Brief
What is the number of lines below that contain the string "Clear"? Give it and nothing else.

Website and app data records
——————————

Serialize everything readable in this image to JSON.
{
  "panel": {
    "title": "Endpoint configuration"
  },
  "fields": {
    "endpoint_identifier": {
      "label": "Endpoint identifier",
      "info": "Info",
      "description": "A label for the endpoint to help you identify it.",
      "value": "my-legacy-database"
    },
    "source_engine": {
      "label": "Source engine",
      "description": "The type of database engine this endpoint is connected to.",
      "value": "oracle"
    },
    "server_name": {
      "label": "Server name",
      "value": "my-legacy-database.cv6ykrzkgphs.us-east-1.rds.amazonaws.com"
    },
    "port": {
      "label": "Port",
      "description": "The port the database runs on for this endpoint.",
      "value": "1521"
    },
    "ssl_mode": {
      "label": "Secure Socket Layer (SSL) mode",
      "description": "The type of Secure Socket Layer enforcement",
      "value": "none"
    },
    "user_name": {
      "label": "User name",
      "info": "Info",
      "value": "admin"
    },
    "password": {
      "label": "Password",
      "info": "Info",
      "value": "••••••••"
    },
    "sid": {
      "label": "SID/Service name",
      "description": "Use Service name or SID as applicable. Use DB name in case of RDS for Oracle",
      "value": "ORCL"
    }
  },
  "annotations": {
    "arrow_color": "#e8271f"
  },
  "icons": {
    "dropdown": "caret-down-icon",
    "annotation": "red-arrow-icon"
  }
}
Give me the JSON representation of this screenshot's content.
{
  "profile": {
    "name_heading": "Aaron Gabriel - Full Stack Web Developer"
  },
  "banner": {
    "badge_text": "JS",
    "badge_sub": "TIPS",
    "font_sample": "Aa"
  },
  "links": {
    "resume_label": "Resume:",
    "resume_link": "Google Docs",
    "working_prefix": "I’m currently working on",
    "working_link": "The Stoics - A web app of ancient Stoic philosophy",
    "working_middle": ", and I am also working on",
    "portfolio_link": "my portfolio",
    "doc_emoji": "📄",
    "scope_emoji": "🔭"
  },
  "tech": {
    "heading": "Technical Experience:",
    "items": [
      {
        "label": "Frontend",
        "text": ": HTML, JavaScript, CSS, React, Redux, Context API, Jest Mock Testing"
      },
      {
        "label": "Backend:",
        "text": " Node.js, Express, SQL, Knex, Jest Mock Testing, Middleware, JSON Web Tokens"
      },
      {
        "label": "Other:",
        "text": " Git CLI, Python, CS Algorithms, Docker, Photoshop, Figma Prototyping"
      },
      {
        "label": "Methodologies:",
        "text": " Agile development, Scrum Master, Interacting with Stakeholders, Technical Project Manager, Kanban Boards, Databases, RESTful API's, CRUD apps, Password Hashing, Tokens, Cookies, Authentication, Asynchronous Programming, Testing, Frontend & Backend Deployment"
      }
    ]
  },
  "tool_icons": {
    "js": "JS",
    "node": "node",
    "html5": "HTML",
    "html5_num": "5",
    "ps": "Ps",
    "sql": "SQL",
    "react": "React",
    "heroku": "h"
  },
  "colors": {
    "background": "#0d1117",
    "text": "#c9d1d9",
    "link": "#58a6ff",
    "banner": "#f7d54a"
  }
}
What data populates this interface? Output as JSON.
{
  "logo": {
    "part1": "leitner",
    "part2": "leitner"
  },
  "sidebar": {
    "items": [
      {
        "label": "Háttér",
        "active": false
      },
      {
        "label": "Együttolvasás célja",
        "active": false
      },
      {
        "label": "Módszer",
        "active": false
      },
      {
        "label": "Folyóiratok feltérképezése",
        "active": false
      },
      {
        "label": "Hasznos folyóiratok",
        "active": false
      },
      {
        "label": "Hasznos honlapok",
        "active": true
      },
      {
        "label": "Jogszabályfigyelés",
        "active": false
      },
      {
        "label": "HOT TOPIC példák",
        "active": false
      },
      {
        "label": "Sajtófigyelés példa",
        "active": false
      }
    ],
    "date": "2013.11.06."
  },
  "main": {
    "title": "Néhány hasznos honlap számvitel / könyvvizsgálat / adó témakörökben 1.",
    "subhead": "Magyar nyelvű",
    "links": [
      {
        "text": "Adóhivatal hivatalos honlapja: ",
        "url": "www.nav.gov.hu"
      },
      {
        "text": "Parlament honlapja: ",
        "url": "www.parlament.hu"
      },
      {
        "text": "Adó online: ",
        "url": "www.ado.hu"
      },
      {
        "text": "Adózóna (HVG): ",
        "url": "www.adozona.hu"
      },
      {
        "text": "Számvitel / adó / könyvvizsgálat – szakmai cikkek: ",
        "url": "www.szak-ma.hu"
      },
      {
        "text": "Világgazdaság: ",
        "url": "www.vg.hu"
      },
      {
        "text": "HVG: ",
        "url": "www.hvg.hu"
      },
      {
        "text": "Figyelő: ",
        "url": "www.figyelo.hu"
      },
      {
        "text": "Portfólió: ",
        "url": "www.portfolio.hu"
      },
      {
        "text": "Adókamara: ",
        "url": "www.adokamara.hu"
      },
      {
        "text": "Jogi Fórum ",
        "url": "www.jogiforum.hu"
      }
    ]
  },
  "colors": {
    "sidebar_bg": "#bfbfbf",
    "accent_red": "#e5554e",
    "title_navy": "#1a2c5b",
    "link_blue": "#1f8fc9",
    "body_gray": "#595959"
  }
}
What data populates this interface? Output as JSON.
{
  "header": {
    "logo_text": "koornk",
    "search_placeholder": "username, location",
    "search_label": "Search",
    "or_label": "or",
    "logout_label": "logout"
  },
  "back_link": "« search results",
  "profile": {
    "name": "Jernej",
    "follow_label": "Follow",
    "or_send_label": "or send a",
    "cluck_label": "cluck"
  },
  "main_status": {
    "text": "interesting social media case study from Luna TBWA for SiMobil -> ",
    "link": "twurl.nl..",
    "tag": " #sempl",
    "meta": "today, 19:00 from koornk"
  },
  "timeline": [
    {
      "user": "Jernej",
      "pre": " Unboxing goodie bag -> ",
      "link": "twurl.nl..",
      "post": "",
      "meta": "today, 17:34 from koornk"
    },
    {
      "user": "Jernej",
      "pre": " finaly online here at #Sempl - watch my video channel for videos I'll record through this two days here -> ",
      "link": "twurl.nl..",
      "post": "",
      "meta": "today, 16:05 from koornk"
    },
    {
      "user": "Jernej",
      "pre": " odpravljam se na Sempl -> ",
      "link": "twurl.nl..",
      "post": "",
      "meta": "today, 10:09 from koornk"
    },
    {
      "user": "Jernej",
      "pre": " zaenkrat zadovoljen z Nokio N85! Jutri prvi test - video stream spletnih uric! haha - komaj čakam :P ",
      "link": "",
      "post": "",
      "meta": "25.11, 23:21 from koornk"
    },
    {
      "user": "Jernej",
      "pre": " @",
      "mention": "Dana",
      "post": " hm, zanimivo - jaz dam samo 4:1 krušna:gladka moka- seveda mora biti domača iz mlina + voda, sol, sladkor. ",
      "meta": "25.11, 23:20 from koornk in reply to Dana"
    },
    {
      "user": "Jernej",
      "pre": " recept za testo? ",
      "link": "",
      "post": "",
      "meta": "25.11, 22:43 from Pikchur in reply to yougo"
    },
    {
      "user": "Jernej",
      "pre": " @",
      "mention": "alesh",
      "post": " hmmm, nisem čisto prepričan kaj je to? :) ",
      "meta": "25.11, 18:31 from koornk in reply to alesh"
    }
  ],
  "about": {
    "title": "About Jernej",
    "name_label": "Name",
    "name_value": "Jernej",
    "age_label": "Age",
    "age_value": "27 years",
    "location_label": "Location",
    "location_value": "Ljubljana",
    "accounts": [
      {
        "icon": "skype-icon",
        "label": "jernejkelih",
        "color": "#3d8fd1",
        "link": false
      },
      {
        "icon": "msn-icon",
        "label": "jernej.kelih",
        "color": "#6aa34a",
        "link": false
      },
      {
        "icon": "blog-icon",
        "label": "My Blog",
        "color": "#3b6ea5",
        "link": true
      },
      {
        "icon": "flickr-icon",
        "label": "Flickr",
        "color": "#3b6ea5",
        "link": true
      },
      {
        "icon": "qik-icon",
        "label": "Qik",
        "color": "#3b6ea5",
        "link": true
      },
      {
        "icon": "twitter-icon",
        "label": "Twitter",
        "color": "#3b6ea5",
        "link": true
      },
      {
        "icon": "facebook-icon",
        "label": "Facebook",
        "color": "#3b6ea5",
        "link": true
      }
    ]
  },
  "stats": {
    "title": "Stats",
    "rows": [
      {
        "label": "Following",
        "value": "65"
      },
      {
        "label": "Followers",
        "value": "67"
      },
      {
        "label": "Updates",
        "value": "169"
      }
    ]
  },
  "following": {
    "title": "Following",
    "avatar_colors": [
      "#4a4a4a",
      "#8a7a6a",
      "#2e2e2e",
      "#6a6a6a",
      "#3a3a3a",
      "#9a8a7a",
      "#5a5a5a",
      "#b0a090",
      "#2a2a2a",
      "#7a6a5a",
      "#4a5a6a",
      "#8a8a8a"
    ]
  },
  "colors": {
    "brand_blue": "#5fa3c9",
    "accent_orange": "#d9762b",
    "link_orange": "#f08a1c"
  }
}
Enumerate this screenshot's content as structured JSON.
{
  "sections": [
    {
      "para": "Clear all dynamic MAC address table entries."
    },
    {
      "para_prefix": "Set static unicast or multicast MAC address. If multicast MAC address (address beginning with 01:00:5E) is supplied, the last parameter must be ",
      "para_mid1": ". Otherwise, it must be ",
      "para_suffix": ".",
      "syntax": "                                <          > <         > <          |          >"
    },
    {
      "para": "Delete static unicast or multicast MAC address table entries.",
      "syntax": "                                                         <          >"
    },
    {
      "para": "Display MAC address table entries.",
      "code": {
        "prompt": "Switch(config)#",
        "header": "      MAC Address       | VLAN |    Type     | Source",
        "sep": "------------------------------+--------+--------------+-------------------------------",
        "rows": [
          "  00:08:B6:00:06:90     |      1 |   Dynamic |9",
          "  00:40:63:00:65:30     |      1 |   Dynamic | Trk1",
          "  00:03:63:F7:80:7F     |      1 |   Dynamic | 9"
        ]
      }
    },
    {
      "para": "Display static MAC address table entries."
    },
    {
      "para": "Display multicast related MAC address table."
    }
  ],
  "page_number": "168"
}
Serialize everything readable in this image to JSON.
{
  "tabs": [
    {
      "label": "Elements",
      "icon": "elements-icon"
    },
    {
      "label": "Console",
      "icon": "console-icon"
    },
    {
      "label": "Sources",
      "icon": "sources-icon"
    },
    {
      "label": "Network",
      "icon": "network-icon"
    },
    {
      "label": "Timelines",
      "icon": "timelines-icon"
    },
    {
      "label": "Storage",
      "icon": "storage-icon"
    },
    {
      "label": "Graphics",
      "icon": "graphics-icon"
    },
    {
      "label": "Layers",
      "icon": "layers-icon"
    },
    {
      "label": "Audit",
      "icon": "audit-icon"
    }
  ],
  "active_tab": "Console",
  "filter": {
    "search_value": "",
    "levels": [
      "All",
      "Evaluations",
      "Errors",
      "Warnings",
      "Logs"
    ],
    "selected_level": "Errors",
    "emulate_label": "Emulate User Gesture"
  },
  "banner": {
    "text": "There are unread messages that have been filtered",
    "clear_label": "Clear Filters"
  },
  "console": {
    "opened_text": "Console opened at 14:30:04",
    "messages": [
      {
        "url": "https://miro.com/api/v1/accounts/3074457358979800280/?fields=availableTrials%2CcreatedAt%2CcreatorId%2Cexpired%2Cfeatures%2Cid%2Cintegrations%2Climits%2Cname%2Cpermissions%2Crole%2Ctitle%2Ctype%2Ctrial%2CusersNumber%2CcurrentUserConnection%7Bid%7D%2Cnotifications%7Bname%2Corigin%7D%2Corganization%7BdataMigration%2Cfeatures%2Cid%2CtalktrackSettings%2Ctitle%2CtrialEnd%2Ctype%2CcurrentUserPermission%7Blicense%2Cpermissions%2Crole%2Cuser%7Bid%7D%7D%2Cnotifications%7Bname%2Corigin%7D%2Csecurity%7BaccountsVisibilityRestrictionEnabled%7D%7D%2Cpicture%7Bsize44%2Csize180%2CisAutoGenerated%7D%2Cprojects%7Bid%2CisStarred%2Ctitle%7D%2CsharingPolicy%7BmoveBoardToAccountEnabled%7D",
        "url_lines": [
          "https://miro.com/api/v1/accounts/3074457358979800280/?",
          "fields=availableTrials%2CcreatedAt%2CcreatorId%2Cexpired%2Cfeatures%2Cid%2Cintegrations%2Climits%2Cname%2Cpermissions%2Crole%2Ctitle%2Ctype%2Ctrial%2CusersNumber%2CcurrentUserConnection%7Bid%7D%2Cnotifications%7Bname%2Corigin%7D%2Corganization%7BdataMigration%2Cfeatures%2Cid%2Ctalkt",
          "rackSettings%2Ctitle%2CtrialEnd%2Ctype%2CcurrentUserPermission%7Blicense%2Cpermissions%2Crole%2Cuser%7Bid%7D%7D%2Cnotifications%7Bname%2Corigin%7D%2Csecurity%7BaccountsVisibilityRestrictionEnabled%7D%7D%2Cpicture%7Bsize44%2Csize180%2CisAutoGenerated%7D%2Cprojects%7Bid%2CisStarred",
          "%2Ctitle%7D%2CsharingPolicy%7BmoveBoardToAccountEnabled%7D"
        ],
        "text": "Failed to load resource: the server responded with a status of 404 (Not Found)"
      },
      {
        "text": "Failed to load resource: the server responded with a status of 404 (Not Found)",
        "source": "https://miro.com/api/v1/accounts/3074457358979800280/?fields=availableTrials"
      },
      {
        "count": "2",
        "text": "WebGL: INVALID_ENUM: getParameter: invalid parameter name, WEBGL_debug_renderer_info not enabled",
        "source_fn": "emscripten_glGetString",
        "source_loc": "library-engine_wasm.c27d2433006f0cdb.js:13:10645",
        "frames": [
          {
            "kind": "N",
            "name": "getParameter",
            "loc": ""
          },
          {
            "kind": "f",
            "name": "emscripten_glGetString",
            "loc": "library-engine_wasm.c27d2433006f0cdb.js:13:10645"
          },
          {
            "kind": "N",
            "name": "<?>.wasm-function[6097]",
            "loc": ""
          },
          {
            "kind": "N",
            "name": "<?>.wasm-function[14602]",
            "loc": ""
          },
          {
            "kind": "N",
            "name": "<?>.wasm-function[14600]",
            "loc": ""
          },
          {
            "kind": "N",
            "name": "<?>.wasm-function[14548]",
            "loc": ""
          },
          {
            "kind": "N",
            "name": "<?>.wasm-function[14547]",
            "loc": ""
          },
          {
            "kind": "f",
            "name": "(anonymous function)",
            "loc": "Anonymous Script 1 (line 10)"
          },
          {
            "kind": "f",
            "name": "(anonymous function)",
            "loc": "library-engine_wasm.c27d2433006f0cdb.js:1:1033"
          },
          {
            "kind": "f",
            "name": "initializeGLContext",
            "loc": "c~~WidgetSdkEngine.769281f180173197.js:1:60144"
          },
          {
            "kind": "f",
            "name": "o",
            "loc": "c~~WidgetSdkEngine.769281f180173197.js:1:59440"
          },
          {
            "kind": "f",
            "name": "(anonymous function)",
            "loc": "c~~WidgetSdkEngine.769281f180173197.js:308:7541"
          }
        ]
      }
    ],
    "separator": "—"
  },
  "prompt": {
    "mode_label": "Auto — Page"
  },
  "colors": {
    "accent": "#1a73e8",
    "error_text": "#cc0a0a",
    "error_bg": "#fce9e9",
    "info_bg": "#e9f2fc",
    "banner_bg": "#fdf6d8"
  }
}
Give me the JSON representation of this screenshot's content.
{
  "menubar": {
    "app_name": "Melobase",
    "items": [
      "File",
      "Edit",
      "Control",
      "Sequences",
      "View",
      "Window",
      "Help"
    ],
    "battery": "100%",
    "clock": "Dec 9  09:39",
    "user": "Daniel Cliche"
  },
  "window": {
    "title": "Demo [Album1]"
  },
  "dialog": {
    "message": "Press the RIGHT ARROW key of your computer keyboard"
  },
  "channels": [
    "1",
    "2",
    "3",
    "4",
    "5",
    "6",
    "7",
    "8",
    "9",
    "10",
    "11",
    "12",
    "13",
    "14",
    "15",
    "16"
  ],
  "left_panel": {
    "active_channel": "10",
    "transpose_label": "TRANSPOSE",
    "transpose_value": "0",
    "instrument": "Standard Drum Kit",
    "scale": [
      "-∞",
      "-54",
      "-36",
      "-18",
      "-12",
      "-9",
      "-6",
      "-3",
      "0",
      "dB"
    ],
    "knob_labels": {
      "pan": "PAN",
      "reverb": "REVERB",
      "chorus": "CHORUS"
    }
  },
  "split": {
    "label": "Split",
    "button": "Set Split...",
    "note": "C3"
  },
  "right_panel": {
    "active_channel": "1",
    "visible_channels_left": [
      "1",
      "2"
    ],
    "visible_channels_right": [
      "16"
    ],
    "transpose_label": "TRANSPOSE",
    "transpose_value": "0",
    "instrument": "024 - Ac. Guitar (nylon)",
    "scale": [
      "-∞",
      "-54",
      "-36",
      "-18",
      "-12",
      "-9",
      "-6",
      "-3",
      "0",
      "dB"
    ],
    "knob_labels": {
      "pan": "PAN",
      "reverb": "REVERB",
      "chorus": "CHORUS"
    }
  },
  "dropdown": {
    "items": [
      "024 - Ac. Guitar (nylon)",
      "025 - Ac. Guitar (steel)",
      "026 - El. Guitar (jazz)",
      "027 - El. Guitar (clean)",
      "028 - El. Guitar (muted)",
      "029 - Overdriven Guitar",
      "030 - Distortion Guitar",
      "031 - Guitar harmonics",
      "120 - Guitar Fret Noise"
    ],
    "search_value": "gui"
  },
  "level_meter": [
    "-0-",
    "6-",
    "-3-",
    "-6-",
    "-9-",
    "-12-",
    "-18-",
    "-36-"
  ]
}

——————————

Solution for this task
2